As a solution to this problem, we can use a nonlinear representation that maps both state and action onto a value, which can be trained using a deep neural network.
Cut short, There are many tips and tricks that researchers have discovered to make Deep Q-Networks training more stable and efficient. However, tricks like
𝟄-greedy: switching between random and Q policy using the probability hyperparameter 𝟄. By varying, we can select the ratio of random actions. The usual practice is to start with = 1.0 (100% random actions and that's better as it gives us more uniformly distributed information about the environment states) and slowly decrease it to some small value such as 5% or 2% of random actions. It helps both to explore the environment in the beginning and to stick to a good policy at the end of the training.
replay buffer: use a large buffer of our past experience and sample training data from it, instead of using our latest experience. It allows us to train on more-or-less independent data, but data will still be fresh enough to train on samples generated by our recent policy.
- target network: To make training more stable we keep a copy of our network and use it for the

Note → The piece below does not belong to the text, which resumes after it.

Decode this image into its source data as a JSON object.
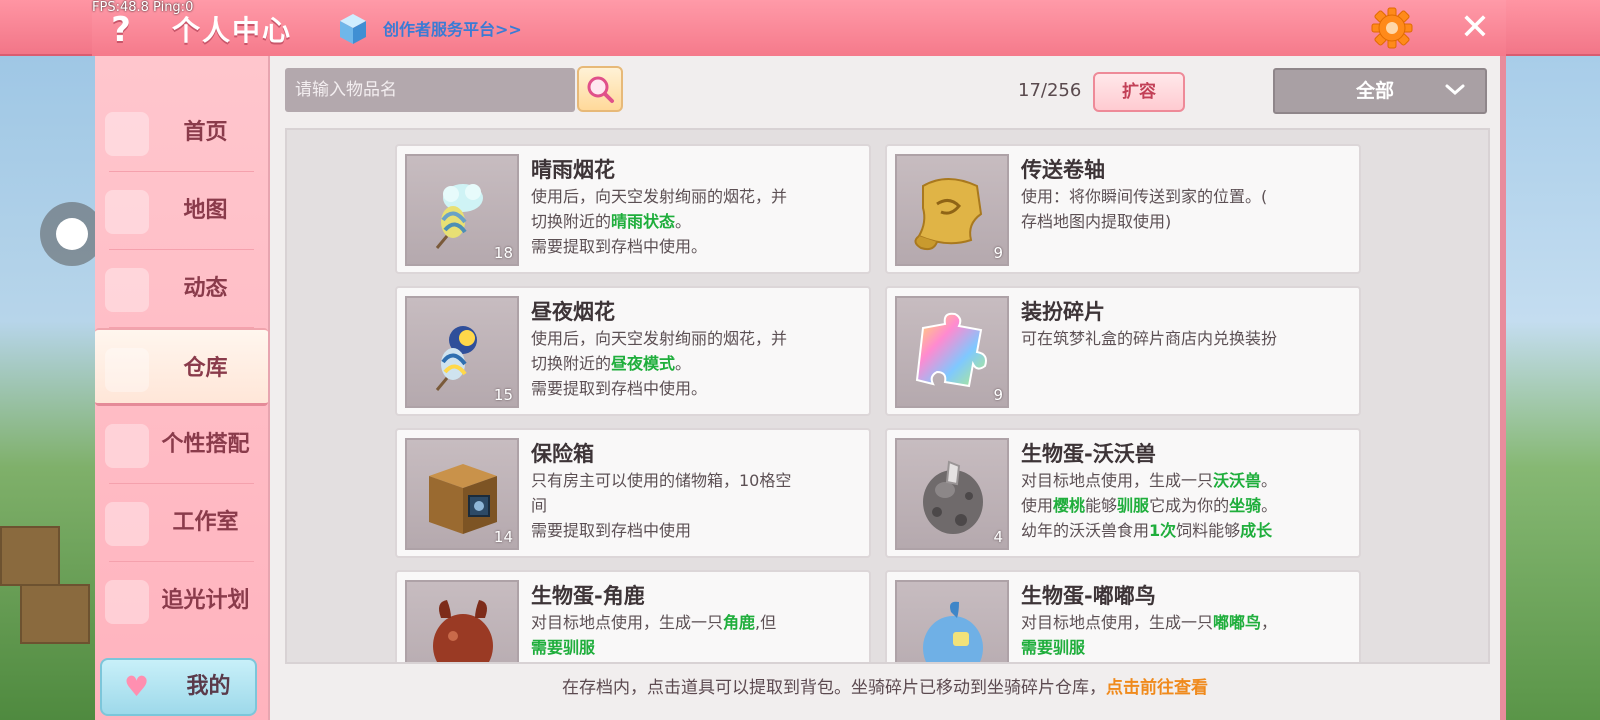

Q(s′, a′)value in the Bellman equation. This network is synchronized with our main network only periodically, for example, once in N steps (where N is usually quite a large hyperparameter, such as 1k or 10k training iterations).
formed the basis that allowed DeepMind to successfully train a DQN on a set of 7 Atari games and demonstrate the efficiency of this approach applied to complicated environments. Later, at the beginning of 2015, they published a revised version of the 2013 paper, on 49 different games.
The final form of the DQN algorithm used in the paper contains the following steps:
Initialize parameters for
ℚ(s, a)with random weights, 𝟄 -> 1.0, and empty replay buffer.
With probability 𝟄, select a random action
a = argmax_a Q(s, a)
ain an emulator and observe reward
rand the next state
(s, a, r, s')in the replay buffer
Sample a random mini-batch of transitions from the replay buffer
For every transition in the buffer, calculate target
y = rif the episode has ended at this step or
y = r + 𝛾 max ℚ(s', a'), otherwise
Calculate loss, ℒ = (Q(s, a) - y)^2
Update Q(s, a) using the SGD optimizer algorithm by minimizing the loss in respect to model parameters
Every N steps copy weights from Q to ℚ
Repeat from step 2 until converged.
This paper had a significant effect on the Reinforcement Learning field by demonstrating that, despite common belief, it's possible to use nonlinear approximators in RL. This proof of concept stimulated large interest in the deep Q-learning field in particular and in deep RL in general. Since 2015, many improvements have been proposed, along with tweaks to the basic architecture, which significantly improves convergence, stability, and sample efficiency of the basic DQN invented by DeepMind. In January 2016, DeepMind published a paper titled Mastering the game of Go with deep neural networks and tree search which presented the AlphaGo version which defeated European Go Champion Fan Hui. Very conveniently, again in October 2017, they published a paper titled Rainbow: Combining Improvements in Deep Reinforcement Learning which presented the seven most important improvements to DQN reaching SOTA results on Atari Games Arcade. 3 years since, this technology has progressed a lot, has produced some amazing results and shall surely be surprising us in the future.